### [Work instruction]
Go through the material line by line and tally those containing the string "Average". Only the tally is wanted.

### [Material for this task]

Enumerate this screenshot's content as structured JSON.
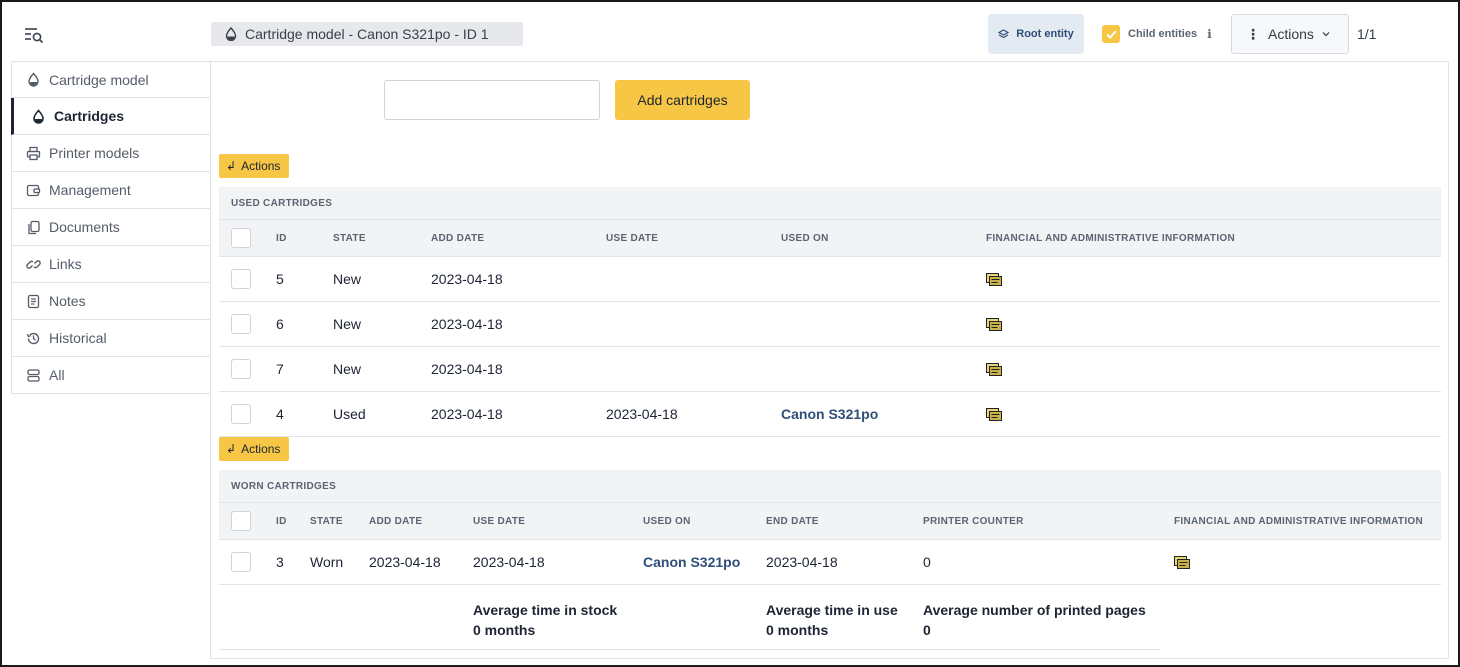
{
  "header": {
    "title": "Cartridge model -  Canon S321po - ID 1",
    "root_entity_label": "Root entity",
    "child_entities_label": "Child entities",
    "actions_label": "Actions",
    "pager": "1/1"
  },
  "sidebar": {
    "items": [
      {
        "label": "Cartridge model",
        "icon": "droplet-icon"
      },
      {
        "label": "Cartridges",
        "icon": "droplet-icon"
      },
      {
        "label": "Printer models",
        "icon": "printer-icon"
      },
      {
        "label": "Management",
        "icon": "wallet-icon"
      },
      {
        "label": "Documents",
        "icon": "documents-icon"
      },
      {
        "label": "Links",
        "icon": "link-icon"
      },
      {
        "label": "Notes",
        "icon": "notes-icon"
      },
      {
        "label": "Historical",
        "icon": "history-icon"
      },
      {
        "label": "All",
        "icon": "all-icon"
      }
    ]
  },
  "add": {
    "input_value": "",
    "button_label": "Add cartridges"
  },
  "massive_actions_label": "Actions",
  "used": {
    "caption": "USED CARTRIDGES",
    "headers": {
      "id": "ID",
      "state": "STATE",
      "add_date": "ADD DATE",
      "use_date": "USE DATE",
      "used_on": "USED ON",
      "financial": "FINANCIAL AND ADMINISTRATIVE INFORMATION"
    },
    "rows": [
      {
        "id": "5",
        "state": "New",
        "add_date": "2023-04-18",
        "use_date": "",
        "used_on": ""
      },
      {
        "id": "6",
        "state": "New",
        "add_date": "2023-04-18",
        "use_date": "",
        "used_on": ""
      },
      {
        "id": "7",
        "state": "New",
        "add_date": "2023-04-18",
        "use_date": "",
        "used_on": ""
      },
      {
        "id": "4",
        "state": "Used",
        "add_date": "2023-04-18",
        "use_date": "2023-04-18",
        "used_on": "Canon S321po"
      }
    ]
  },
  "worn": {
    "caption": "WORN CARTRIDGES",
    "headers": {
      "id": "ID",
      "state": "STATE",
      "add_date": "ADD DATE",
      "use_date": "USE DATE",
      "used_on": "USED ON",
      "end_date": "END DATE",
      "printer_counter": "PRINTER COUNTER",
      "financial": "FINANCIAL AND ADMINISTRATIVE INFORMATION"
    },
    "rows": [
      {
        "id": "3",
        "state": "Worn",
        "add_date": "2023-04-18",
        "use_date": "2023-04-18",
        "used_on": "Canon S321po",
        "end_date": "2023-04-18",
        "printer_counter": "0"
      }
    ],
    "summary": {
      "stock_label": "Average time in stock",
      "stock_value": "0 months",
      "use_label": "Average time in use",
      "use_value": "0 months",
      "pages_label": "Average number of printed pages",
      "pages_value": "0"
    }
  },
  "colors": {
    "accent": "#f7c645",
    "link": "#2f4e78",
    "text": "#1d2433"
  }
}
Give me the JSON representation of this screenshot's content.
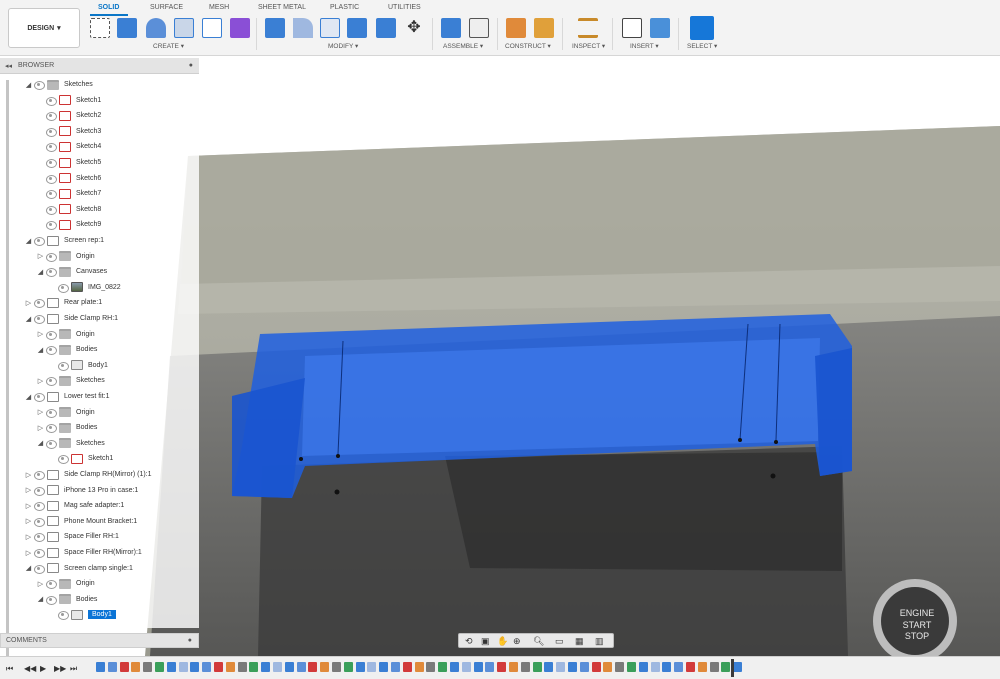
{
  "toolbar": {
    "workspace": "DESIGN",
    "tabs": [
      "SOLID",
      "SURFACE",
      "MESH",
      "SHEET METAL",
      "PLASTIC",
      "UTILITIES"
    ],
    "active_tab": "SOLID",
    "groups": [
      "CREATE ▾",
      "MODIFY ▾",
      "ASSEMBLE ▾",
      "CONSTRUCT ▾",
      "INSPECT ▾",
      "INSERT ▾",
      "SELECT ▾"
    ]
  },
  "browser": {
    "title": "BROWSER",
    "rows": [
      {
        "label": "Sketches",
        "type": "folder",
        "arrow": "◢"
      },
      {
        "label": "Sketch1",
        "type": "sketch",
        "arrow": ""
      },
      {
        "label": "Sketch2",
        "type": "sketch",
        "arrow": ""
      },
      {
        "label": "Sketch3",
        "type": "sketch",
        "arrow": ""
      },
      {
        "label": "Sketch4",
        "type": "sketch",
        "arrow": ""
      },
      {
        "label": "Sketch5",
        "type": "sketch",
        "arrow": ""
      },
      {
        "label": "Sketch6",
        "type": "sketch",
        "arrow": ""
      },
      {
        "label": "Sketch7",
        "type": "sketch",
        "arrow": ""
      },
      {
        "label": "Sketch8",
        "type": "sketch",
        "arrow": ""
      },
      {
        "label": "Sketch9",
        "type": "sketch",
        "arrow": ""
      },
      {
        "label": "Screen rep:1",
        "type": "comp",
        "arrow": "◢"
      },
      {
        "label": "Origin",
        "type": "folder",
        "arrow": "▷"
      },
      {
        "label": "Canvases",
        "type": "folder",
        "arrow": "◢"
      },
      {
        "label": "IMG_0822",
        "type": "canvas",
        "arrow": ""
      },
      {
        "label": "Rear plate:1",
        "type": "comp",
        "arrow": "▷"
      },
      {
        "label": "Side Clamp RH:1",
        "type": "comp",
        "arrow": "◢"
      },
      {
        "label": "Origin",
        "type": "folder",
        "arrow": "▷"
      },
      {
        "label": "Bodies",
        "type": "folder",
        "arrow": "◢"
      },
      {
        "label": "Body1",
        "type": "body",
        "arrow": ""
      },
      {
        "label": "Sketches",
        "type": "folder",
        "arrow": "▷"
      },
      {
        "label": "Lower test fit:1",
        "type": "comp",
        "arrow": "◢"
      },
      {
        "label": "Origin",
        "type": "folder",
        "arrow": "▷"
      },
      {
        "label": "Bodies",
        "type": "folder",
        "arrow": "▷"
      },
      {
        "label": "Sketches",
        "type": "folder",
        "arrow": "◢"
      },
      {
        "label": "Sketch1",
        "type": "sketch",
        "arrow": ""
      },
      {
        "label": "Side Clamp RH(Mirror) (1):1",
        "type": "comp",
        "arrow": "▷"
      },
      {
        "label": "iPhone 13 Pro in case:1",
        "type": "comp",
        "arrow": "▷"
      },
      {
        "label": "Mag safe adapter:1",
        "type": "comp",
        "arrow": "▷"
      },
      {
        "label": "Phone Mount Bracket:1",
        "type": "comp",
        "arrow": "▷"
      },
      {
        "label": "Space Filler RH:1",
        "type": "comp",
        "arrow": "▷"
      },
      {
        "label": "Space Filler RH(Mirror):1",
        "type": "comp",
        "arrow": "▷"
      },
      {
        "label": "Screen clamp single:1",
        "type": "comp",
        "arrow": "◢"
      },
      {
        "label": "Origin",
        "type": "folder",
        "arrow": "▷"
      },
      {
        "label": "Bodies",
        "type": "folder",
        "arrow": "◢"
      },
      {
        "label": "Body1",
        "type": "body",
        "arrow": "",
        "selected": true
      }
    ]
  },
  "comments": {
    "title": "COMMENTS"
  },
  "viewport": {
    "button_text": [
      "ENGINE",
      "START",
      "STOP"
    ],
    "model_color": "#1f5fe0"
  },
  "colors": {
    "accent": "#0a76c7",
    "selection": "#0b74d6"
  }
}
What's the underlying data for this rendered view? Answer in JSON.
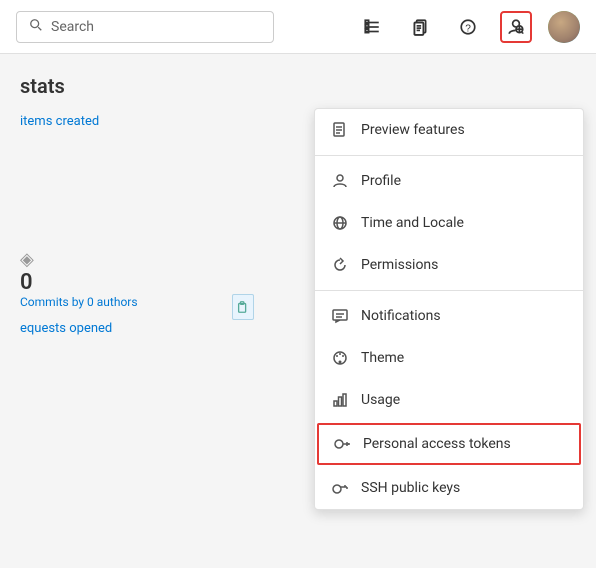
{
  "header": {
    "search_placeholder": "Search",
    "icons": {
      "list_icon": "≡",
      "clipboard_icon": "📋",
      "help_icon": "?",
      "user_icon": "👤"
    }
  },
  "page": {
    "stats_title": "stats",
    "items_created_link": "items created",
    "commits_count": "0",
    "commits_label": "Commits by 0 authors",
    "requests_link": "equests opened"
  },
  "dropdown": {
    "items": [
      {
        "id": "preview-features",
        "label": "Preview features",
        "icon": "page"
      },
      {
        "id": "profile",
        "label": "Profile",
        "icon": "person"
      },
      {
        "id": "time-locale",
        "label": "Time and Locale",
        "icon": "globe"
      },
      {
        "id": "permissions",
        "label": "Permissions",
        "icon": "refresh"
      },
      {
        "id": "notifications",
        "label": "Notifications",
        "icon": "chat"
      },
      {
        "id": "theme",
        "label": "Theme",
        "icon": "palette"
      },
      {
        "id": "usage",
        "label": "Usage",
        "icon": "bars"
      },
      {
        "id": "personal-access-tokens",
        "label": "Personal access tokens",
        "icon": "token",
        "highlighted": true
      },
      {
        "id": "ssh-public-keys",
        "label": "SSH public keys",
        "icon": "key"
      }
    ]
  },
  "colors": {
    "highlight_border": "#e53935",
    "link_color": "#0078d4"
  }
}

### [Output for this task]
3